  12. Let it sit for two or three weeks. A month tops. Then you are ready to rack the mead. That means filtering the dead yeast and bits of fruit or whatever out of the mixture. You will need a second jug, the same size as the first one, some cheesecloth, and a funnel (Sanitize). If you have a bunch of junk like berries or fragments of cinnamon, use a strainer and pour the mixture through the strainer, down the funnel into the secondary jug. If you don’t have big chunks, just siphon from the carboy into the secondary. Siphon off the top of the liquid, and try to leave behind the gunk at the bottom. That is dead yeast, and it is not the good part. Rinse out the original carboy. Then, stuff a loose wad of cheesecloth into your funnel and carefully pour the mead back through the funnel into the original carboy.
  13. The dead yeast at the bottom is not a good thing. If the mead sits on it too long, it will start to hurt the flavor. Also, imbibing the dead yeast will make you gassy.
  14. What you have is drinkable, but far from ideal. I like to sample a tiny bit to determine if it needs more of something or another; more sugar, more water, more berries. Whatevs.
  15. Let it sit for another few weeks. It is still fermenting, but more slowly. After a few weeks, rack it again. Don't let it sit too long on dead yeast, as explained in step 13.
  16. Now, it is just a matter of time. It’s drinkable now, and probably a good deal better than most meads you can buy at the liquor store. Nonetheless, patience is good for your brew. After a few months, you might consider bottling it.
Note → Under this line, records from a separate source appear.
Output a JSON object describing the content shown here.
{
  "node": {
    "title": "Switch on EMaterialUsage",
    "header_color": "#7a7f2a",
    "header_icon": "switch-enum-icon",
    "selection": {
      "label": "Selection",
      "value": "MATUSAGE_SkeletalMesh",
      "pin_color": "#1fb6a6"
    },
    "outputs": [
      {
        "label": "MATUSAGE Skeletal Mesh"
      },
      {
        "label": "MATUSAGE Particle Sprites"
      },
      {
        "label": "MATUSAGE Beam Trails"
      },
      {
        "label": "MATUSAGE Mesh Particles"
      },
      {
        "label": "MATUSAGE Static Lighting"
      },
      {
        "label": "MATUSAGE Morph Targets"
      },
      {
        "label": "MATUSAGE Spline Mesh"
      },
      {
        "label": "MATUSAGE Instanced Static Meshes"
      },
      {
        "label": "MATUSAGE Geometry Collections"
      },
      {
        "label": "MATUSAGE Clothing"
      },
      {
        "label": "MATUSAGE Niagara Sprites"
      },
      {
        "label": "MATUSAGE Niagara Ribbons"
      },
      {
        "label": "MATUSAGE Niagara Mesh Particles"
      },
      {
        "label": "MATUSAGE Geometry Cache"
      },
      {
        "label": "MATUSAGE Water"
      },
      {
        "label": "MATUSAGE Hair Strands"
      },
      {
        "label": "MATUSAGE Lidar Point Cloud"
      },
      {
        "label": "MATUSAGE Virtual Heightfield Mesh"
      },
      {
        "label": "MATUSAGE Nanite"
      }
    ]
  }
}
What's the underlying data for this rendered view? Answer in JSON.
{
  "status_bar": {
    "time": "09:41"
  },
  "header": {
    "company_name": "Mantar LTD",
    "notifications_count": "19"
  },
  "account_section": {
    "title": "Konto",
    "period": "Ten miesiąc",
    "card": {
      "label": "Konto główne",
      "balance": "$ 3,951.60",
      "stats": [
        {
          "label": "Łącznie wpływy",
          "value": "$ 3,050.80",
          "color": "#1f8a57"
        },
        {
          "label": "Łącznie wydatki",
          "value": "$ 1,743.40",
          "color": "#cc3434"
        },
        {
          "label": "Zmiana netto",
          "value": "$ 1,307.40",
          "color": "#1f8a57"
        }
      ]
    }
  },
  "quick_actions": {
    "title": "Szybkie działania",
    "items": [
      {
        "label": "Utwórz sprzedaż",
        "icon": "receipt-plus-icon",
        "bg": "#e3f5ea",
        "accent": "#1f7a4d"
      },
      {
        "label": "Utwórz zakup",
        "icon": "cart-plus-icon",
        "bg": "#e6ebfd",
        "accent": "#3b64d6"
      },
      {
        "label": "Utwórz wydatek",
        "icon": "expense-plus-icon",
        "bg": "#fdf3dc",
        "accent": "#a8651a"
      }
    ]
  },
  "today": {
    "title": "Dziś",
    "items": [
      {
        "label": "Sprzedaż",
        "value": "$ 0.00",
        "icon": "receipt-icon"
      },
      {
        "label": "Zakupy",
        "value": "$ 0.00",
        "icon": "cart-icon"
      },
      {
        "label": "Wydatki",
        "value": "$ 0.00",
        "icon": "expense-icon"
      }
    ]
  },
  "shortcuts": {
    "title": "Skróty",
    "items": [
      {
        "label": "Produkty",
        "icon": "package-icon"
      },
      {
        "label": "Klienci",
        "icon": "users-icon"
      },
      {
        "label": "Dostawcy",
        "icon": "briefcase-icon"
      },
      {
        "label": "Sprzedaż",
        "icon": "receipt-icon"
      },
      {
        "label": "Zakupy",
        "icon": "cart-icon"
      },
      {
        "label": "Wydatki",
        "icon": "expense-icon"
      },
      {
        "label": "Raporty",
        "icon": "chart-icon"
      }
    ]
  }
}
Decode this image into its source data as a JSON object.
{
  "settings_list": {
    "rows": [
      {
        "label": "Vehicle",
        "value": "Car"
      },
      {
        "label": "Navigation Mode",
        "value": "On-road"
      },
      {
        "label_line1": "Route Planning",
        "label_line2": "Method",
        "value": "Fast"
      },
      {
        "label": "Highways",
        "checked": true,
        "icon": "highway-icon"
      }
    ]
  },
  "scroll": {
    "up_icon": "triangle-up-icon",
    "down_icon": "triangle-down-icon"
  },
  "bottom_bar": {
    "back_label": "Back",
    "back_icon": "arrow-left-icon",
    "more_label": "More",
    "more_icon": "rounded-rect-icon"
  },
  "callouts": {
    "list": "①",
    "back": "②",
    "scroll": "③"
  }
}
To make wine, just substitute the original honey mixture with fruit-juice. If you are using fresh-harvested fruit or raw juice, be sure to pasteurize it. You may want to add some sugar or else the result may be way too tart. Everything else is pretty much the same.

Friday, May 1, 2015

D&D fanstuff that doesn't suck

Even with a game which is generated by its own players, there is still a difference between playing the game and fanboying over it.
Just like the sessions and games tat actually get played, a lot of the fanstuff is just crap.

Here are some of the exceptions I've found. Hopefully, they'll help my work-week readers finish off the week.

From Brad Neely, the Inventor of the China, IL mythos. He gives us an odd mix of religion, politics, Tolkien mythology , D&D and smut.I love his stuff.

Also, his take on bible history has had some influence on this blog.

"Tonight" by Cosbysweater. Maybe this song overstates the escapist and cathartic capacities of the average D&D session. But it sure makes me believe.

It annoys me when people reference D&D to be funny, when it's clear they have never even played. This is not the case here.
BTW, this isn't really SFW. Maybe if you have headphones or turn the volume way down.

Really, why don't more female DMs insist on being called Dungeon Mistress?

This last one isn't SFW either. Beware of liberal European sensibilities!